[Opening RECORDED DATA section]

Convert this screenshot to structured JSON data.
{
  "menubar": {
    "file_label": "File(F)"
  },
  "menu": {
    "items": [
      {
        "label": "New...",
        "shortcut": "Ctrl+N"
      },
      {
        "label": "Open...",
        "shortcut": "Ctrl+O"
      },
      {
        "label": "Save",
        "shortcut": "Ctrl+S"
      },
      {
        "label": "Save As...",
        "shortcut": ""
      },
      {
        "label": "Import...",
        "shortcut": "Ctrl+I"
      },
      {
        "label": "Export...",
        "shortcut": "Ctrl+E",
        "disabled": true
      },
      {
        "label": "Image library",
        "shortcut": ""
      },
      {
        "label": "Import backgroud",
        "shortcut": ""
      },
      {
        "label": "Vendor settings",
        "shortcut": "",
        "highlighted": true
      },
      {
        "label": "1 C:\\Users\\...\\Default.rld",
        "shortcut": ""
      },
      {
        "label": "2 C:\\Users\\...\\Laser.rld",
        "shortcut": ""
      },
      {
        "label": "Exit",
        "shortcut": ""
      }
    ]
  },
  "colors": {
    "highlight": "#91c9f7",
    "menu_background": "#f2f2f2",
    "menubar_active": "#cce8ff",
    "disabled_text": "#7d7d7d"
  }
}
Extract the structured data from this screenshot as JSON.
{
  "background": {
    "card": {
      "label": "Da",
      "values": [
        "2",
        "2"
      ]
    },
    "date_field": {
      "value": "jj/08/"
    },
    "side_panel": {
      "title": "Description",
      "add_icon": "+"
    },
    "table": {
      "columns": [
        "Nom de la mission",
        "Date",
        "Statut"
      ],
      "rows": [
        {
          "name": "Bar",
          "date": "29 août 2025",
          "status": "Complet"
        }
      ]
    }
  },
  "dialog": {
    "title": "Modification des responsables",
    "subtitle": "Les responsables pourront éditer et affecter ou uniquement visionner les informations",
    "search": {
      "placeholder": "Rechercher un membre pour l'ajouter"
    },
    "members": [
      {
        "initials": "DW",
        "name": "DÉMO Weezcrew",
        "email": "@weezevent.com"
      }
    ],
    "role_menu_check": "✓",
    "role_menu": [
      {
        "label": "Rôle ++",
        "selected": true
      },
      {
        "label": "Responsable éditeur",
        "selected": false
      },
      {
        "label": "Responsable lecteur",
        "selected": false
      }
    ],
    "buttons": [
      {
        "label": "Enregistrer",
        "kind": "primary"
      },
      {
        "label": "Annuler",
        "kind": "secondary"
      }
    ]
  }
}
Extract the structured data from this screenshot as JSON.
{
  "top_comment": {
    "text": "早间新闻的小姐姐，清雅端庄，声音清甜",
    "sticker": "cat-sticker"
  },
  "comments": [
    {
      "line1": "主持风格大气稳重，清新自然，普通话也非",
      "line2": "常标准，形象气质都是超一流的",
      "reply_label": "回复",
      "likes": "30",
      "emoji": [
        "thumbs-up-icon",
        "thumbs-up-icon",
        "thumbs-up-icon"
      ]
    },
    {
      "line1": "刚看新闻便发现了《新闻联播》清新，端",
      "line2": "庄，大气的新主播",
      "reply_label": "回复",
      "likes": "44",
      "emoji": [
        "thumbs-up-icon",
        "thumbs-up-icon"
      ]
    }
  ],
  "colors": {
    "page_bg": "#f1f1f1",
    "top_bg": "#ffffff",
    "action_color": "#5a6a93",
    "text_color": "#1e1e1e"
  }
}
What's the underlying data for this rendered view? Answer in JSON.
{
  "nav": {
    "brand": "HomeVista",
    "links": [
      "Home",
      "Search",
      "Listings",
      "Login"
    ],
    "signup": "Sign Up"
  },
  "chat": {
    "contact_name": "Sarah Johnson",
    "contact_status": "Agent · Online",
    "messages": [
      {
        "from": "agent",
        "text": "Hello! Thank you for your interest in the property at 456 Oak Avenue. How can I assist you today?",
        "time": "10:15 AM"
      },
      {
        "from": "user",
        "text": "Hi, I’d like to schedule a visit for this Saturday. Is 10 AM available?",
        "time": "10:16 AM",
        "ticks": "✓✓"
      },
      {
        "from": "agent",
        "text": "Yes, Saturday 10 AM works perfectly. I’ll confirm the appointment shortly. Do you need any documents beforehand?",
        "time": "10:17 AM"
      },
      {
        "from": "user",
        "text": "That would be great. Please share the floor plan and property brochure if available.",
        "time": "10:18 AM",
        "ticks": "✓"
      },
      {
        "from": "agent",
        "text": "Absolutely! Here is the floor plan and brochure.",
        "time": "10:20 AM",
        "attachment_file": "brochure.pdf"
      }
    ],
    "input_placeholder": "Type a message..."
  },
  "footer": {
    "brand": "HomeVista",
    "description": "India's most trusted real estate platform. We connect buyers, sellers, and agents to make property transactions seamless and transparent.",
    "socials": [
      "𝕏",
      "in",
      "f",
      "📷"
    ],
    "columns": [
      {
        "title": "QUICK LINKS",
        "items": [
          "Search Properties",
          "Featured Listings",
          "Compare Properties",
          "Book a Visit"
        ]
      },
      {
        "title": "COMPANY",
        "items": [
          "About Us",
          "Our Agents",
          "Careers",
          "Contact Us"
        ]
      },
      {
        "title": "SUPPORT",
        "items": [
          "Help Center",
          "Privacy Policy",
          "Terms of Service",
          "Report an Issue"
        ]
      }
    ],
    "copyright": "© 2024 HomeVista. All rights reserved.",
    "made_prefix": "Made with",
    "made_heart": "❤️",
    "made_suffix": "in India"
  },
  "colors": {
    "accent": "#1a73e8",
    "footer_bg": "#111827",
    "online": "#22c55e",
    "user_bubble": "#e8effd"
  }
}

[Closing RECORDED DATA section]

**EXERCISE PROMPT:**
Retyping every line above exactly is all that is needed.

**YOUR RESPONSE:**
Convert this screenshot to structured JSON data.
{
  "menubar": {
    "file_label": "File(F)"
  },
  "menu": {
    "items": [
      {
        "label": "New...",
        "shortcut": "Ctrl+N"
      },
      {
        "label": "Open...",
        "shortcut": "Ctrl+O"
      },
      {
        "label": "Save",
        "shortcut": "Ctrl+S"
      },
      {
        "label": "Save As...",
        "shortcut": ""
      },
      {
        "label": "Import...",
        "shortcut": "Ctrl+I"
      },
      {
        "label": "Export...",
        "shortcut": "Ctrl+E",
        "disabled": true
      },
      {
        "label": "Image library",
        "shortcut": ""
      },
      {
        "label": "Import backgroud",
        "shortcut": ""
      },
      {
        "label": "Vendor settings",
        "shortcut": "",
        "highlighted": true
      },
      {
        "label": "1 C:\\Users\\...\\Default.rld",
        "shortcut": ""
      },
      {
        "label": "2 C:\\Users\\...\\Laser.rld",
        "shortcut": ""
      },
      {
        "label": "Exit",
        "shortcut": ""
      }
    ]
  },
  "colors": {
    "highlight": "#91c9f7",
    "menu_background": "#f2f2f2",
    "menubar_active": "#cce8ff",
    "disabled_text": "#7d7d7d"
  }
}
Extract the structured data from this screenshot as JSON.
{
  "background": {
    "card": {
      "label": "Da",
      "values": [
        "2",
        "2"
      ]
    },
    "date_field": {
      "value": "jj/08/"
    },
    "side_panel": {
      "title": "Description",
      "add_icon": "+"
    },
    "table": {
      "columns": [
        "Nom de la mission",
        "Date",
        "Statut"
      ],
      "rows": [
        {
          "name": "Bar",
          "date": "29 août 2025",
          "status": "Complet"
        }
      ]
    }
  },
  "dialog": {
    "title": "Modification des responsables",
    "subtitle": "Les responsables pourront éditer et affecter ou uniquement visionner les informations",
    "search": {
      "placeholder": "Rechercher un membre pour l'ajouter"
    },
    "members": [
      {
        "initials": "DW",
        "name": "DÉMO Weezcrew",
        "email": "@weezevent.com"
      }
    ],
    "role_menu_check": "✓",
    "role_menu": [
      {
        "label": "Rôle ++",
        "selected": true
      },
      {
        "label": "Responsable éditeur",
        "selected": false
      },
      {
        "label": "Responsable lecteur",
        "selected": false
      }
    ],
    "buttons": [
      {
        "label": "Enregistrer",
        "kind": "primary"
      },
      {
        "label": "Annuler",
        "kind": "secondary"
      }
    ]
  }
}
Extract the structured data from this screenshot as JSON.
{
  "top_comment": {
    "text": "早间新闻的小姐姐，清雅端庄，声音清甜",
    "sticker": "cat-sticker"
  },
  "comments": [
    {
      "line1": "主持风格大气稳重，清新自然，普通话也非",
      "line2": "常标准，形象气质都是超一流的",
      "reply_label": "回复",
      "likes": "30",
      "emoji": [
        "thumbs-up-icon",
        "thumbs-up-icon",
        "thumbs-up-icon"
      ]
    },
    {
      "line1": "刚看新闻便发现了《新闻联播》清新，端",
      "line2": "庄，大气的新主播",
      "reply_label": "回复",
      "likes": "44",
      "emoji": [
        "thumbs-up-icon",
        "thumbs-up-icon"
      ]
    }
  ],
  "colors": {
    "page_bg": "#f1f1f1",
    "top_bg": "#ffffff",
    "action_color": "#5a6a93",
    "text_color": "#1e1e1e"
  }
}
What's the underlying data for this rendered view? Answer in JSON.
{
  "nav": {
    "brand": "HomeVista",
    "links": [
      "Home",
      "Search",
      "Listings",
      "Login"
    ],
    "signup": "Sign Up"
  },
  "chat": {
    "contact_name": "Sarah Johnson",
    "contact_status": "Agent · Online",
    "messages": [
      {
        "from": "agent",
        "text": "Hello! Thank you for your interest in the property at 456 Oak Avenue. How can I assist you today?",
        "time": "10:15 AM"
      },
      {
        "from": "user",
        "text": "Hi, I’d like to schedule a visit for this Saturday. Is 10 AM available?",
        "time": "10:16 AM",
        "ticks": "✓✓"
      },
      {
        "from": "agent",
        "text": "Yes, Saturday 10 AM works perfectly. I’ll confirm the appointment shortly. Do you need any documents beforehand?",
        "time": "10:17 AM"
      },
      {
        "from": "user",
        "text": "That would be great. Please share the floor plan and property brochure if available.",
        "time": "10:18 AM",
        "ticks": "✓"
      },
      {
        "from": "agent",
        "text": "Absolutely! Here is the floor plan and brochure.",
        "time": "10:20 AM",
        "attachment_file": "brochure.pdf"
      }
    ],
    "input_placeholder": "Type a message..."
  },
  "footer": {
    "brand": "HomeVista",
    "description": "India's most trusted real estate platform. We connect buyers, sellers, and agents to make property transactions seamless and transparent.",
    "socials": [
      "𝕏",
      "in",
      "f",
      "📷"
    ],
    "columns": [
      {
        "title": "QUICK LINKS",
        "items": [
          "Search Properties",
          "Featured Listings",
          "Compare Properties",
          "Book a Visit"
        ]
      },
      {
        "title": "COMPANY",
        "items": [
          "About Us",
          "Our Agents",
          "Careers",
          "Contact Us"
        ]
      },
      {
        "title": "SUPPORT",
        "items": [
          "Help Center",
          "Privacy Policy",
          "Terms of Service",
          "Report an Issue"
        ]
      }
    ],
    "copyright": "© 2024 HomeVista. All rights reserved.",
    "made_prefix": "Made with",
    "made_heart": "❤️",
    "made_suffix": "in India"
  },
  "colors": {
    "accent": "#1a73e8",
    "footer_bg": "#111827",
    "online": "#22c55e",
    "user_bubble": "#e8effd"
  }
}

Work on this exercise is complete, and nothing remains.